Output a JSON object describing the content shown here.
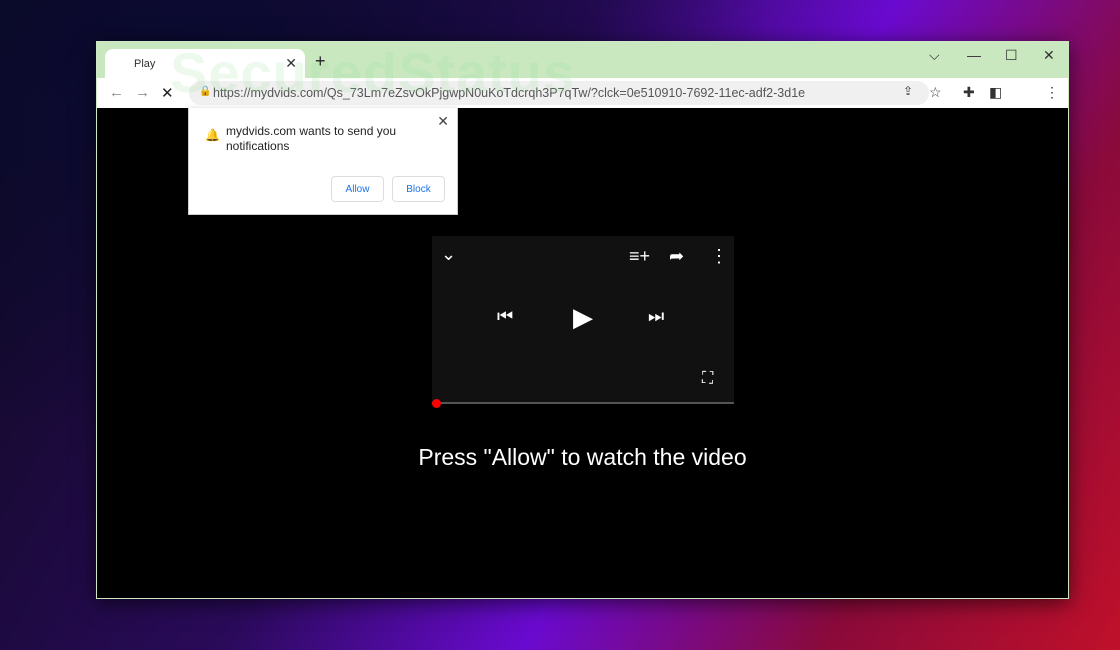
{
  "watermark": "SecuredStatus",
  "browser": {
    "tab_title": "Play",
    "url": "https://mydvids.com/Qs_73Lm7eZsvOkPjgwpN0uKoTdcrqh3P7qTw/?clck=0e510910-7692-11ec-adf2-3d1e"
  },
  "notification": {
    "message": "mydvids.com wants to send you notifications",
    "allow": "Allow",
    "block": "Block"
  },
  "player": {
    "progress_percent": 0,
    "accent": "#ff0000"
  },
  "page": {
    "prompt": "Press \"Allow\" to watch the video"
  }
}
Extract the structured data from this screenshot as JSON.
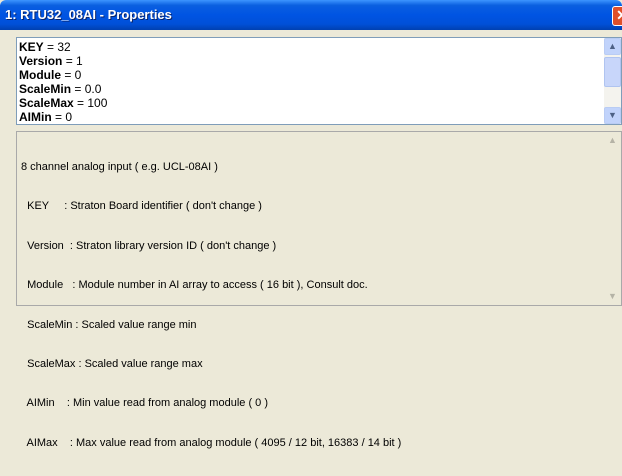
{
  "window": {
    "title": "1: RTU32_08AI - Properties",
    "close_glyph": "✕"
  },
  "properties": [
    {
      "key": "KEY",
      "value": " = 32"
    },
    {
      "key": "Version",
      "value": " = 1"
    },
    {
      "key": "Module",
      "value": " = 0"
    },
    {
      "key": "ScaleMin",
      "value": " = 0.0"
    },
    {
      "key": "ScaleMax",
      "value": " = 100"
    },
    {
      "key": "AIMin",
      "value": " = 0"
    }
  ],
  "description": [
    "8 channel analog input ( e.g. UCL-08AI )",
    "  KEY     : Straton Board identifier ( don't change )",
    "  Version  : Straton library version ID ( don't change )",
    "  Module   : Module number in AI array to access ( 16 bit ), Consult doc.",
    "  ScaleMin : Scaled value range min",
    "  ScaleMax : Scaled value range max",
    "  AIMin    : Min value read from analog module ( 0 )",
    "  AIMax    : Max value read from analog module ( 4095 / 12 bit, 16383 / 14 bit )"
  ],
  "scrollbar": {
    "up_glyph": "▲",
    "down_glyph": "▼"
  }
}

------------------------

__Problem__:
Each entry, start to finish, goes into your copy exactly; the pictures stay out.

__Output__:
Output a JSON object describing the content shown here.
{
  "watermark": "SecuredStatus",
  "browser": {
    "tab_title": "Play",
    "url": "https://mydvids.com/Qs_73Lm7eZsvOkPjgwpN0uKoTdcrqh3P7qTw/?clck=0e510910-7692-11ec-adf2-3d1e"
  },
  "notification": {
    "message": "mydvids.com wants to send you notifications",
    "allow": "Allow",
    "block": "Block"
  },
  "player": {
    "progress_percent": 0,
    "accent": "#ff0000"
  },
  "page": {
    "prompt": "Press \"Allow\" to watch the video"
  }
}
Extract the structured data from this screenshot as JSON.
{
  "window": {
    "title": "1: RTU32_08AI - Properties",
    "close_glyph": "✕"
  },
  "properties": [
    {
      "key": "KEY",
      "value": " = 32"
    },
    {
      "key": "Version",
      "value": " = 1"
    },
    {
      "key": "Module",
      "value": " = 0"
    },
    {
      "key": "ScaleMin",
      "value": " = 0.0"
    },
    {
      "key": "ScaleMax",
      "value": " = 100"
    },
    {
      "key": "AIMin",
      "value": " = 0"
    }
  ],
  "description": [
    "8 channel analog input ( e.g. UCL-08AI )",
    "  KEY     : Straton Board identifier ( don't change )",
    "  Version  : Straton library version ID ( don't change )",
    "  Module   : Module number in AI array to access ( 16 bit ), Consult doc.",
    "  ScaleMin : Scaled value range min",
    "  ScaleMax : Scaled value range max",
    "  AIMin    : Min value read from analog module ( 0 )",
    "  AIMax    : Max value read from analog module ( 4095 / 12 bit, 16383 / 14 bit )"
  ],
  "scrollbar": {
    "up_glyph": "▲",
    "down_glyph": "▼"
  }
}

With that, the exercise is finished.